Chiang: Yeah, that is a really good question because that’s the question we asked ourselves. We knew “Rogue One” was going to take place right before “Episode IV”. So a majority of our design had to fit seamlessly with “Episode IV”. Their approach was that what percent had to fit. And there’s fewer designs in the sense that you won’t just build the thing. So for instance, like the Yavin hangar. So we saw bits of it in “Episode IV”, but what if George had turned the camera around the other way?
And so, what it allowed us was to design something that kind of was heavily influenced by “Episode IV” and stayed true to it, but yet it gave us license to open up and expand the design vocabulary a little bit more, while still kind of fitting in. It was a really great approach for us, because one, we knew that the design had to feel as if we were designing a movie, as if we were designing an alternate version of “Episode IV”. But then, we also knew because the film before, there was going to be a small percentage, maybe 20 percent of new designs, and that was going to give us the excuse to bridge that “Episode III” to “IV”, to kind of have that sort of design history lineage, to make sense of all that.

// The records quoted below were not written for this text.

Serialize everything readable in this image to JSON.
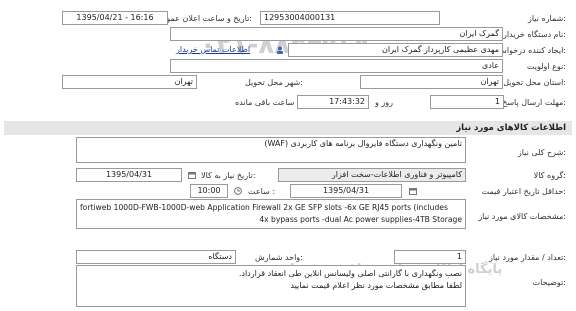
{
  "header": {
    "need_number_label": "شماره نیاز:",
    "need_number": "12953004000131",
    "announce_label": "تاریخ و ساعت اعلان عمومی:",
    "announce_value": "1395/04/21 - 16:16",
    "buyer_name_label": "نام دستگاه خریدار:",
    "buyer_name": "گمرک ایران",
    "creator_label": "ایجاد کننده درخواست:",
    "creator": "مهدی عظیمی کارپرداز گمرک ایران",
    "contact_link": "اطلاعات تماس خریدار",
    "priority_label": "نوع اولویت:",
    "priority": "عادی",
    "province_label": "استان محل تحویل:",
    "province": "تهران",
    "city_label": "شهر محل تحویل:",
    "city": "تهران",
    "deadline_label": "مهلت ارسال پاسخ:",
    "deadline_days": "1",
    "days_word": "روز و",
    "deadline_time": "17:43:32",
    "remaining_word": "ساعت باقی مانده"
  },
  "goods": {
    "section_title": "اطلاعات کالاهای مورد نیاز",
    "summary_label": "شرح کلی نیاز:",
    "summary": "تامین ونگهداری دستگاه فایروال برنامه های کاربردی (WAF)",
    "group_label": "گروه کالا:",
    "group": "کامپیوتر و فناوری اطلاعات-سخت افزار",
    "need_date_label": "تاریخ نیاز به کالا:",
    "need_date": "1395/04/31",
    "validity_label": "حداقل تاریخ اعتبار قیمت:",
    "validity_date": "1395/04/31",
    "time_label": "ساعت :",
    "time_value": "10:00",
    "spec_label": "مشخصات کالای مورد نیاز:",
    "spec_line1": "fortiweb 1000D-FWB-1000D-web Application Firewall 2x GE SFP slots -6x GE RJ45 ports (includes",
    "spec_line2": "4x bypass ports -dual Ac power supplies-4TB Storage",
    "qty_label": "تعداد / مقدار مورد نیاز:",
    "qty": "1",
    "unit_label": "واحد شمارش:",
    "unit": "دستگاه",
    "notes_label": "توضیحات:",
    "note_line1": "نصب ونگهداری با گارانتی اصلی ولیسانس انلاین طی انعقاد قرارداد.",
    "note_line2": "لطفا مطابق مشخصات مورد نظر اعلام قیمت نمایید"
  },
  "watermark": {
    "number": "۰۲۱-۸۸۳۴۹۶۷۰",
    "text": "پایگاه اطلاع رسانی مناقصه و مزایده"
  },
  "icons": {
    "contact": "contact-icon",
    "calendar": "calendar-icon",
    "clock": "clock-icon"
  }
}
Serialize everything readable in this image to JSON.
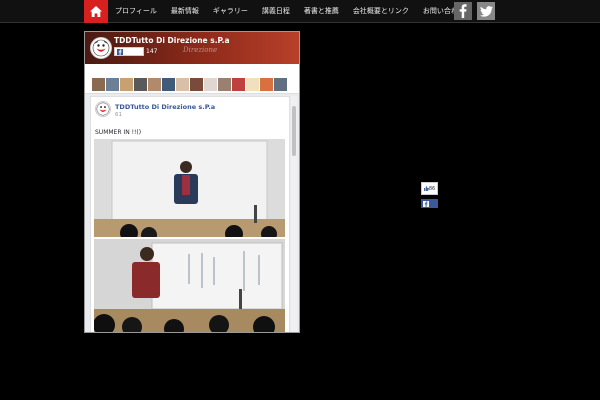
{
  "nav": {
    "items": [
      "プロフィール",
      "最新情報",
      "ギャラリー",
      "講義日程",
      "著書と推薦",
      "会社概要とリンク",
      "お問い合わせ"
    ]
  },
  "colors": {
    "accent": "#d8201e",
    "fb_blue": "#3b5998",
    "link": "#365899"
  },
  "fb_widget": {
    "page_name": "TDDTutto Di Direzione s.P.a",
    "like_count": "147",
    "cover_script": "Direzione",
    "post": {
      "author": "TDDTutto Di Direzione s.P.a",
      "date": "61",
      "text": "SUMMER IN !!()"
    }
  },
  "share": {
    "like_count": "86"
  },
  "icons": {
    "home": "home-icon",
    "facebook": "facebook-icon",
    "twitter": "twitter-icon",
    "like": "thumbs-up-icon"
  }
}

And that’s one of the great things. When I started working on “Star Wars” George said, “You know, we’re going to try something new that we weren’t going to copy old designs.” And it seems like that was kind of the best thing because the process of designing for “Star Wars” was exactly the same. The only difference was the result. But I got to understand how George approached designs for “Star Wars”. And his approach was, really, he created the designs in our design history so that, you know, there are a lot of visual distinctions. Like, “IV”, “V” and “VI” can be easily anchored in the 50’s, 60’s and 70’s designs, and “I”, “II” and “III” are like, in the 20’s and 30’s. And so, when you know that, you can then fill in the gaps, you know how to bridge the non-aesthetics.